In arguably one of the coolest music videos of the year, BiSH return with their new track DiSTANCE, taken from their latest album release CARROTS & STiCKS.
Released on July 11, the imaginative and stunning visuals remind us of the power and financial stability that BiSH have, their music videos always appear to have the highest budget and it is no secret that BiSH pretty much sustain WACK, which is why BiSH are not likely to face the infamous WACK AUDiTiON CAMP anytime soon. The quality of this music video, also feel’s much higher budget than any BiS video, which also reminds us of the ‘theoretical’ ongoing battle for WACK’s flagship title – especially now that BiS has finished its second generation, with the third ‘BiS3’ incoming anytime between now and the end of the year.

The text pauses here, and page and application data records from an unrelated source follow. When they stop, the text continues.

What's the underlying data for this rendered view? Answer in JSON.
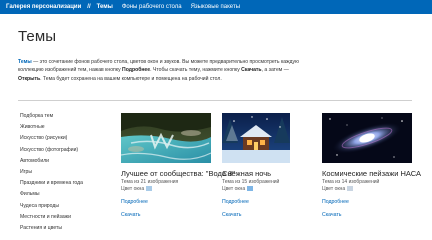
{
  "topbar": {
    "brand": "Галерея персонализации",
    "separator": "//",
    "items": [
      {
        "label": "Темы",
        "active": true
      },
      {
        "label": "Фоны рабочего стола",
        "active": false
      },
      {
        "label": "Языковые пакеты",
        "active": false
      }
    ]
  },
  "page": {
    "title": "Темы",
    "intro": {
      "p1_link": "Темы",
      "p1_text": " — это сочетание фонов рабочего стола, цветов окон и звуков. Вы можете предварительно просмотреть каждую коллекцию изображений тем, нажав кнопку ",
      "p1_bold": "Подробнее",
      "p2_text": ". Чтобы скачать тему, нажмите кнопку ",
      "p2_bold": "Скачать",
      "p3_text": ", а затем — ",
      "p3_bold": "Открыть",
      "p4_text": ". Тема будет сохранена на вашем компьютере и помещена на рабочий стол."
    }
  },
  "sidebar": {
    "items": [
      {
        "label": "Подборка тем"
      },
      {
        "label": "Животные"
      },
      {
        "label": "Искусство (рисунки)"
      },
      {
        "label": "Искусство (фотографии)"
      },
      {
        "label": "Автомобили"
      },
      {
        "label": "Игры"
      },
      {
        "label": "Праздники и времена года"
      },
      {
        "label": "Фильмы"
      },
      {
        "label": "Чудеса природы"
      },
      {
        "label": "Местности и пейзажи"
      },
      {
        "label": "Растения и цветы"
      }
    ]
  },
  "themes": [
    {
      "name": "Лучшее от сообщества: \"Вода 3\"",
      "count": "Тема из 21 изображения",
      "color_label": "Цвет окна",
      "swatch_color": "#a9cbe8",
      "details": "Подробнее",
      "download": "Скачать"
    },
    {
      "name": "Снежная ночь",
      "count": "Тема из 15 изображений",
      "color_label": "Цвет окна",
      "swatch_color": "#7fb6e6",
      "details": "Подробнее",
      "download": "Скачать"
    },
    {
      "name": "Космические пейзажи НАСА",
      "count": "Тема из 14 изображений",
      "color_label": "Цвет окна",
      "swatch_color": "#c9d5e2",
      "details": "Подробнее",
      "download": "Скачать"
    }
  ],
  "colors": {
    "accent": "#0067b8",
    "topbar_bg": "#0067b8"
  }
}
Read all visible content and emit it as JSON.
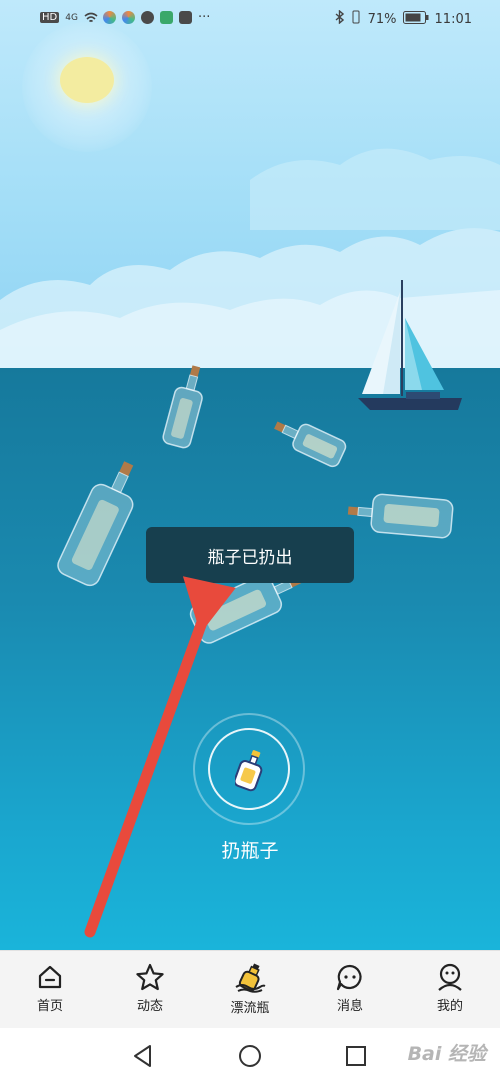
{
  "status_bar": {
    "network": "HD",
    "signal": "4G",
    "battery_percent": "71%",
    "time": "11:01"
  },
  "toast": {
    "text": "瓶子已扔出"
  },
  "throw_button": {
    "label": "扔瓶子"
  },
  "tabs": [
    {
      "label": "首页",
      "icon": "home-icon"
    },
    {
      "label": "动态",
      "icon": "star-icon"
    },
    {
      "label": "漂流瓶",
      "icon": "drift-bottle-icon"
    },
    {
      "label": "消息",
      "icon": "chat-icon"
    },
    {
      "label": "我的",
      "icon": "profile-icon"
    }
  ],
  "nav": {
    "back": "back-icon",
    "home": "home-circle-icon",
    "recent": "recent-apps-icon"
  },
  "watermark": "Bai 经验",
  "colors": {
    "sea": "#1a8ab0",
    "toast_bg": "#173f4e",
    "arrow": "#e84a3c",
    "tabbar_bg": "#f4f4f4"
  }
}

The video starts with slow motion, cinematic style editing of members, Cent Chihiro Chittiii, Momoko Gumi Company, Aina the End, Ayuni D, Lingling and Atsuko Hashiyasume, interspersed with vocal performances in which appear to be along the coastline, before revealing a giant stone structure of what appears to be a mystical/ ancient person or entity, sunken into the shoreline – as BiSH start their choreographed dance.
The first thing to note, the surrounding having an odd post-apocalypse feel to it, with the sunken structure and calm-coloured sky, is the brand new costumes, which appear to be similar to Equestrian horse-riding clothes, with the addition of a cape.
The whole of the music video takes place along this coastline, but it does start to point towards some theme of mysticism, with Momoko using telekinesis to lift rocks, Ayuni Slowly rising into the sky as she holds her hands out towards the stars and Aina the End bleeding from her eyes.
The video finishes as the stone structure begin to fall and the girls continue their cinematic poses.
The song is what we’ve come to expect from BiSH and is reminiscent to previous releases NON TiE-UP and stereo future. DiSTANCE is catchy, with a slightly melancholic tone, with an addition of a beautiful/sad instrumental section 3/4 of the way through, one final repeat of the chorus, before fading out slowly as though carrying it across the beach.
While the music video’s design and quality are impressive, there isn’t a great deal of substance in which to place the general direction of the theme or concept. It does not appear to tell a story, it seems like it could be used in a perfume commercial.
Overall, the video is a beautiful piece of art, which will give many fans great opportunities to collect their latest phone wallpapers, but lacks any feeling. The song itself is quite simply BiSH, what we have come to expect and the reason we continue to return to them.